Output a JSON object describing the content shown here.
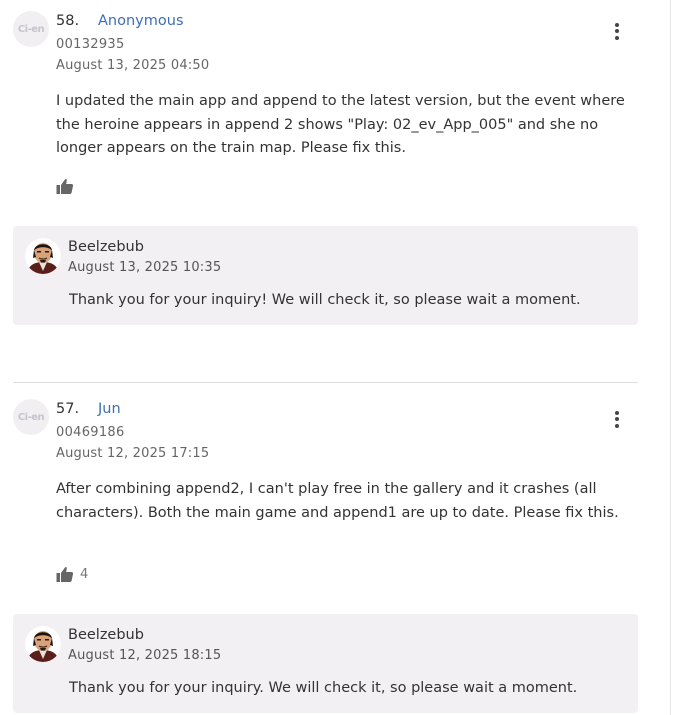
{
  "comments": [
    {
      "number": "58.",
      "user": "Anonymous",
      "user_id": "00132935",
      "date": "August 13, 2025 04:50",
      "avatar_text": "Ci-en",
      "body": "I updated the main app and append to the latest version, but the event where the heroine appears in append 2 shows \"Play: 02_ev_App_005\" and she no longer appears on the train map. Please fix this.",
      "likes": "",
      "reply": {
        "author": "Beelzebub",
        "date": "August 13, 2025 10:35",
        "body": "Thank you for your inquiry! We will check it, so please wait a moment."
      }
    },
    {
      "number": "57.",
      "user": "Jun",
      "user_id": "00469186",
      "date": "August 12, 2025 17:15",
      "avatar_text": "Ci-en",
      "body": "After combining append2, I can't play free in the gallery and it crashes (all characters). Both the main game and append1 are up to date. Please fix this.",
      "likes": "4",
      "reply": {
        "author": "Beelzebub",
        "date": "August 12, 2025 18:15",
        "body": "Thank you for your inquiry. We will check it, so please wait a moment."
      }
    }
  ],
  "icons": {
    "menu": "kebab-menu-icon",
    "like": "thumbs-up-icon",
    "reply_avatar": "creator-avatar"
  },
  "colors": {
    "user_link": "#3d6fb6",
    "reply_bg": "#f2f0f3",
    "divider": "#dddddd"
  }
}
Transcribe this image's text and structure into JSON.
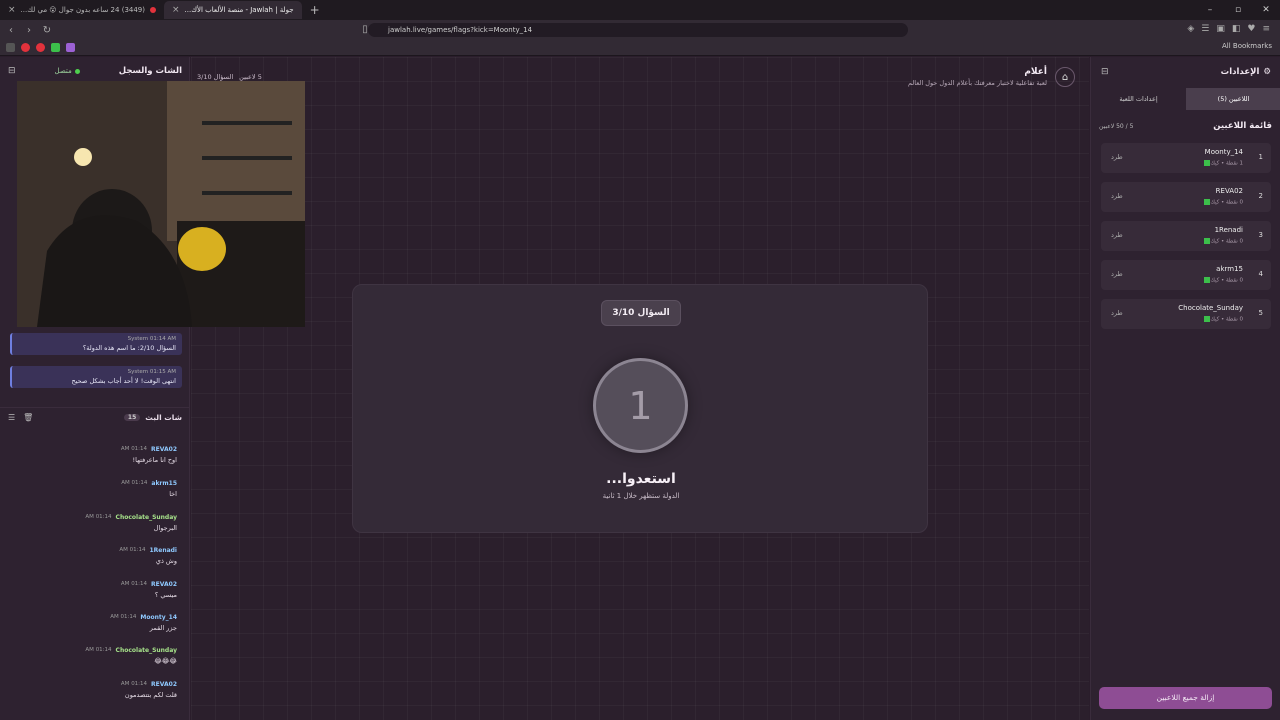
{
  "browser": {
    "tabs": [
      {
        "label": "(3449) 24 ساعه بدون جوال 😮 مي لك..."
      },
      {
        "label": "جولة | Jawlah - منصة الألعاب الأك..."
      }
    ],
    "url": "jawlah.live/games/flags?kick=Moonty_14",
    "all_bookmarks": "All Bookmarks",
    "colors": {
      "red": "#e2323c",
      "green": "#3cbf4b",
      "purple": "#9c61d4"
    }
  },
  "left_panel": {
    "title": "الشات والسجل",
    "status": "متصل",
    "system_messages": [
      {
        "user": "System",
        "time": "01:14 AM",
        "text": "السؤال 2/10: ما اسم هذه الدولة؟"
      },
      {
        "user": "System",
        "time": "01:15 AM",
        "text": "انتهى الوقت! لا أحد أجاب بشكل صحيح"
      }
    ],
    "bot_chat": {
      "title": "شات البث",
      "count": "15"
    },
    "messages": [
      {
        "user": "REVA02",
        "time": "01:14 AM",
        "text": "اوح انا ماعرفتها!"
      },
      {
        "user": "akrm15",
        "time": "01:14 AM",
        "text": "اخا"
      },
      {
        "user": "Chocolate_Sunday",
        "time": "01:14 AM",
        "text": "البرجوال"
      },
      {
        "user": "1Renadi",
        "time": "01:14 AM",
        "text": "وش ذي"
      },
      {
        "user": "REVA02",
        "time": "01:14 AM",
        "text": "ميسي ؟"
      },
      {
        "user": "Moonty_14",
        "time": "01:14 AM",
        "text": "جزر القمر"
      },
      {
        "user": "Chocolate_Sunday",
        "time": "01:14 AM",
        "text": "😂😂😂"
      },
      {
        "user": "REVA02",
        "time": "01:14 AM",
        "text": "قلت لكم بتتصدمون"
      }
    ]
  },
  "main": {
    "title": "أعلام",
    "subtitle": "لعبة تفاعلية لاختبار معرفتك بأعلام الدول حول العالم",
    "players_info": "5 لاعبين",
    "question_info": "السؤال 3/10",
    "question_pill": "السؤال 3/10",
    "countdown": "1",
    "ready_title": "استعدوا...",
    "ready_sub": "الدولة ستظهر خلال 1 ثانية"
  },
  "right_panel": {
    "title": "الإعدادات",
    "tab_players": "اللاعبين (5)",
    "tab_settings": "إعدادات اللعبة",
    "players_title": "قائمة اللاعبين",
    "players_count": "5 / 50 لاعبين",
    "kick_label": "طرد",
    "players": [
      {
        "rank": "1",
        "name": "Moonty_14",
        "score": "1 نقطة • كيك"
      },
      {
        "rank": "2",
        "name": "REVA02",
        "score": "0 نقطة • كيك"
      },
      {
        "rank": "3",
        "name": "1Renadi",
        "score": "0 نقطة • كيك"
      },
      {
        "rank": "4",
        "name": "akrm15",
        "score": "0 نقطة • كيك"
      },
      {
        "rank": "5",
        "name": "Chocolate_Sunday",
        "score": "0 نقطة • كيك"
      }
    ],
    "clear_button": "إزالة جميع اللاعبين"
  }
}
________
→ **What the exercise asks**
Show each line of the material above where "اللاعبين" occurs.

→ **Written solution**
    "tab_players": "اللاعبين (5)",
    "players_title": "قائمة اللاعبين",
    "clear_button": "إزالة جميع اللاعبين"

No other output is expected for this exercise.